My loved one has predeceased me……now what do I need to do to get my legal affairs in order?

Published 24 May 2017
Deane Aboud

Losing your loved one is always an emotional and difficult time. Once your loved one has passed away, it is important that you come and speak to one of our lawyers to discuss the following:

1. Whether your will is still effective or whether you need to create another will;

2. Whether we need to lodge a notice of death or;

3. Whether we need to commence proceedings with the Supreme Court in order to obtain a grant of probate;

4. Whether we need to attend to other matters which need to be resolved (such as an Enduring Power of Attorney or Guardianship for the survivor).

Your Existing Will

It is crucial that you have your will reviewed once your loved one has passed away to see whether it is still functional. Most of the time (with married couples) a well written will is still effective because there is a lapsing clause which usually provides "in the event my husband/wife predeceases me or fails to survive me then I give the rest and residue of my estate to my……" If there is no lapsing clause then you may want to consider updating your will. At Maclarens we will be able to review your will and provide you with advice as to whether your will is still effective or needs updating.

Notice of Death

Where a husband/wife own a property together as joint tenants and one dies, then we will need to prepare a Notice of Death with the Land and Property and Information Office (LPI) to remove the name of the deceased from the title. This is a simple process and will take less than a few weeks. The Land and Property Information Office (LPI) require that we attach the original certificate of title and a certified copy of the death certificate. Once the Land and Property Information Office (LPI) process the application, they will then issue a new certificate of title and the rates information will be updated.

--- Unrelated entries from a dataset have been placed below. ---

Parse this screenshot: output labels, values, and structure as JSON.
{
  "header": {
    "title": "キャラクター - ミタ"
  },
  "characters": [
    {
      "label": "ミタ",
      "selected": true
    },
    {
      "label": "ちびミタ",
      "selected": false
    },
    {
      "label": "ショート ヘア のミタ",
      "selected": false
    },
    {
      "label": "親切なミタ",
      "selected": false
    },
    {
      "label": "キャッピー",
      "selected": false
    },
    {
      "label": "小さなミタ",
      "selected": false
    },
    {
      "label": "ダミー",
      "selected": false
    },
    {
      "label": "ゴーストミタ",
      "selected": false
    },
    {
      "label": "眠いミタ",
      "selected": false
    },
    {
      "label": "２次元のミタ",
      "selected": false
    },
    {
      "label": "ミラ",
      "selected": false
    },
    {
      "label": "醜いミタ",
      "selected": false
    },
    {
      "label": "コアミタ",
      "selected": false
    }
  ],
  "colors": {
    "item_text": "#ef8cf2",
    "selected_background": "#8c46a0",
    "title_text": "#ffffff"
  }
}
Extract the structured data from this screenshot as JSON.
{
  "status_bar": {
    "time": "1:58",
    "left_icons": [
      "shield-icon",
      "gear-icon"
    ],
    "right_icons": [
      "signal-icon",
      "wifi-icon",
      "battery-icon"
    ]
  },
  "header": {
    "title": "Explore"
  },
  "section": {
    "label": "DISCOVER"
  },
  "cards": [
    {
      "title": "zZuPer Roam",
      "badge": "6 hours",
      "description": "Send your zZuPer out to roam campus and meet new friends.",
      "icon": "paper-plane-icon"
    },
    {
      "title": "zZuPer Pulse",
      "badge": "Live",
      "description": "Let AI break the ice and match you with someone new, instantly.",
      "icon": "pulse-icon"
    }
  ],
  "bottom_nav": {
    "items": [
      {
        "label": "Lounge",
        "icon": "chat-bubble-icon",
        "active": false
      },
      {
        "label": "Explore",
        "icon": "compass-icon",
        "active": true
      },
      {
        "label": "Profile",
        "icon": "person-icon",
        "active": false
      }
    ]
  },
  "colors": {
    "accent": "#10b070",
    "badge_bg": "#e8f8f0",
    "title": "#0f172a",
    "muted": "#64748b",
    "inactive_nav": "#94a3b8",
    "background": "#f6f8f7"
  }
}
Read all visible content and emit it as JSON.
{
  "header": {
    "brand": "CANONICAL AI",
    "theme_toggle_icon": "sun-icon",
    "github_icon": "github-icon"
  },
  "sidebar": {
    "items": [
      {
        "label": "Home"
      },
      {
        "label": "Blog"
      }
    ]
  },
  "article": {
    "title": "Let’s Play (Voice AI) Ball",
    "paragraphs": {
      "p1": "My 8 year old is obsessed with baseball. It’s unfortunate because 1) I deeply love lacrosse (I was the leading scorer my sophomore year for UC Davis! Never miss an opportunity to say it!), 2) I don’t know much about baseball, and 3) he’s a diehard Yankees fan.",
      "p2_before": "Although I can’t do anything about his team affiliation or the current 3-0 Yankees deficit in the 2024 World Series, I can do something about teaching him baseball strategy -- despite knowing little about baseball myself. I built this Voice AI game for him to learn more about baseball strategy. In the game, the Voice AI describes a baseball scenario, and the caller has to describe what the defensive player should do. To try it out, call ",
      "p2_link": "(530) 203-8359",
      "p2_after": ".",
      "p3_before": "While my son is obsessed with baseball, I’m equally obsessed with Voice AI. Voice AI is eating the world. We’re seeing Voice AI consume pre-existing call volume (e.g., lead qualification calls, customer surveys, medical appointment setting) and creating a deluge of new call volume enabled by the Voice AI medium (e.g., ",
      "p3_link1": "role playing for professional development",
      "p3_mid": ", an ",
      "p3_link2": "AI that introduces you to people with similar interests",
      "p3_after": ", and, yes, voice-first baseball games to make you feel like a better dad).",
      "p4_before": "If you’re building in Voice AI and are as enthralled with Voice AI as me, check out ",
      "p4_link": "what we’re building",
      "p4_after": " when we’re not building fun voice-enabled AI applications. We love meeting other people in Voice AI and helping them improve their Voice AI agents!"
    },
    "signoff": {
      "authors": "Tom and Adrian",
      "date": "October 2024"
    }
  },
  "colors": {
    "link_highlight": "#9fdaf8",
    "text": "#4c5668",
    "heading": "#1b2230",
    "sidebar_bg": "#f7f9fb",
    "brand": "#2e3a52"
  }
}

Grant of Probate

When the deceased's property was not held in both names as joint tenants (either held as tenants in common or was held in his/her name only), then it will be necessary to apply to the Supreme Court to obtain a grant of probate. A grant of probate is the court giving the executor/s the power to carry out the wishes in the will. The general process of obtaining probate and distributing the estate is as follows:

1. In order to apply for a grant of probate we will first lodge a 'Notice of Intended application for Probate' on the online court system.

2. After 14 days from publication we can lodge an application for a grant of probate to the courts. We will prepare a number of court documents to summit to the court such as a summons for probate, affidavit of executors, probate and Inventory of property. Once these documents have been prepared we will then arrange an appointment for you to come and sign these documents. We will then need to provide the following documents to the courts:

• Original Will – Once we obtain probate, the 'original will' becomes part of the court file and the grant of probate contains a copy.

• Original death Certificate – Once we lodge the original death certificate to the courts, we will not receive the original certificate back. Prior to us lodging the original death certificate to the courts, we will provide you with numerous certified copies (which are just as good as the original). Should you wish to obtain the original death certificate, you can apply for a new certificate with Births Deaths & Marriages.

• Filing fee – You will need to pay a filing fee to the courts. The fee depends on the size of the estate.

Once the grant of probate has been obtained, the change of ownership can be recorded at the Land Property and Information Office.

3. The courts currently take 2-3 weeks to process a grant of probate. Once probate has been granted we will send a copy of the grant of probate to the executor/s and begin redemption of the estate and advertise our 'intention to distribute the estate' on the online court system. Once we have a grant of probate we can attend to the following:

•  If there is money in bank accounts we will write to the bank/s. The bank/s will normally provide us with forms for the executors to sign in order to have the account/s closed.

•  If there is a bond from a nursing home, we will write to the nursing home and request that they provide us with the deceased's bond. Most nursing homes are bound by an Industry Code of Practice where they have fourteen (14) days to release that bond once probate has been supplied.

•  If your loved one owned shares and you do not want those shares to be transferred to the beneficiary/beneficiaries then Maclarens can refer you to a stockbroker to have those shares sold. Once those shares have been sold, the funds will be released to the estate.

•   If a property was not held as joint tenants, then we will need to prepare a transmission application to transfer the property to either the executors name or the beneficiary/beneficiaries names. If we transfer the property to the beneficiary/beneficiaries then you will need to pay nominal stamp duty of $50. Once the executor/s or beneficiary/beneficiaries sign the transmission then we will lodge it with the Land Property and Information Office (LPI) and they will issue us with a new Certificate of Title. The executor has a period of two years from the date of death to sell the property free from capital gains tax.

The time taken to complete this process varies but will take a number of months. Generally the estate will not be distributed until after six (6) months from the date of death. For professional legal advice on how to get your legal affairs in order once your loved one has passed away, please contact Maclarens Lawyers on 9682 3777.